_Work instructions_
The full listing, reproduced exactly, is what the response must contain.

_Provided records_
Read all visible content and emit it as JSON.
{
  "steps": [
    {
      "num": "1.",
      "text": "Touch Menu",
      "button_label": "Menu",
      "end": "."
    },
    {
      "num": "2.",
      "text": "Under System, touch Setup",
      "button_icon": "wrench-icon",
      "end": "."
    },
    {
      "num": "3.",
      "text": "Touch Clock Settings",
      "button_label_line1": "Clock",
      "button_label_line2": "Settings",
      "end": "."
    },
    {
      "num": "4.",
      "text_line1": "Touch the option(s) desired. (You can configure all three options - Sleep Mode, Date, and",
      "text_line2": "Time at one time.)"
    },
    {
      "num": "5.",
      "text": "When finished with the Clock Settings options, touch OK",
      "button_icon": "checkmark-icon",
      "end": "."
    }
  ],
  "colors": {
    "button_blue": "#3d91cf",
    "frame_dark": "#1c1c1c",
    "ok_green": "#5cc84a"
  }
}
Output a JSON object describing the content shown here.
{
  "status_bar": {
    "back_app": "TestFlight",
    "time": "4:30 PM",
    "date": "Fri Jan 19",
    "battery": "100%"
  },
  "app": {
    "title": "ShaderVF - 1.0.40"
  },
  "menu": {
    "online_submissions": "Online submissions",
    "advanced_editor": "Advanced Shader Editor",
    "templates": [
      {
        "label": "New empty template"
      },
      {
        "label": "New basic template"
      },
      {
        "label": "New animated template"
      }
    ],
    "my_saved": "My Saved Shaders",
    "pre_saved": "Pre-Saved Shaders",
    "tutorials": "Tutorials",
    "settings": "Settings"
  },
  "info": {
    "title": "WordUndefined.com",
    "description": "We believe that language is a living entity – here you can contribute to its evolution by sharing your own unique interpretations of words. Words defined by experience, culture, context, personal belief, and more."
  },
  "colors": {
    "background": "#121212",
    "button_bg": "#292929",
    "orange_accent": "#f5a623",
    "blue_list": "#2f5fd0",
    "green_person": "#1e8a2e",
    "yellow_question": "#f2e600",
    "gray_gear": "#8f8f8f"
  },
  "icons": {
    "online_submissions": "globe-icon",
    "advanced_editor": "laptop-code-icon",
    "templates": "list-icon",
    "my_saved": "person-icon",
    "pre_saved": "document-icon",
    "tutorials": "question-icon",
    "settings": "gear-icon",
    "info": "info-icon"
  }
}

_Answer_
Read all visible content and emit it as JSON.
{
  "steps": [
    {
      "num": "1.",
      "text": "Touch Menu",
      "button_label": "Menu",
      "end": "."
    },
    {
      "num": "2.",
      "text": "Under System, touch Setup",
      "button_icon": "wrench-icon",
      "end": "."
    },
    {
      "num": "3.",
      "text": "Touch Clock Settings",
      "button_label_line1": "Clock",
      "button_label_line2": "Settings",
      "end": "."
    },
    {
      "num": "4.",
      "text_line1": "Touch the option(s) desired. (You can configure all three options - Sleep Mode, Date, and",
      "text_line2": "Time at one time.)"
    },
    {
      "num": "5.",
      "text": "When finished with the Clock Settings options, touch OK",
      "button_icon": "checkmark-icon",
      "end": "."
    }
  ],
  "colors": {
    "button_blue": "#3d91cf",
    "frame_dark": "#1c1c1c",
    "ok_green": "#5cc84a"
  }
}
Output a JSON object describing the content shown here.
{
  "status_bar": {
    "back_app": "TestFlight",
    "time": "4:30 PM",
    "date": "Fri Jan 19",
    "battery": "100%"
  },
  "app": {
    "title": "ShaderVF - 1.0.40"
  },
  "menu": {
    "online_submissions": "Online submissions",
    "advanced_editor": "Advanced Shader Editor",
    "templates": [
      {
        "label": "New empty template"
      },
      {
        "label": "New basic template"
      },
      {
        "label": "New animated template"
      }
    ],
    "my_saved": "My Saved Shaders",
    "pre_saved": "Pre-Saved Shaders",
    "tutorials": "Tutorials",
    "settings": "Settings"
  },
  "info": {
    "title": "WordUndefined.com",
    "description": "We believe that language is a living entity – here you can contribute to its evolution by sharing your own unique interpretations of words. Words defined by experience, culture, context, personal belief, and more."
  },
  "colors": {
    "background": "#121212",
    "button_bg": "#292929",
    "orange_accent": "#f5a623",
    "blue_list": "#2f5fd0",
    "green_person": "#1e8a2e",
    "yellow_question": "#f2e600",
    "gray_gear": "#8f8f8f"
  },
  "icons": {
    "online_submissions": "globe-icon",
    "advanced_editor": "laptop-code-icon",
    "templates": "list-icon",
    "my_saved": "person-icon",
    "pre_saved": "document-icon",
    "tutorials": "question-icon",
    "settings": "gear-icon",
    "info": "info-icon"
  }
}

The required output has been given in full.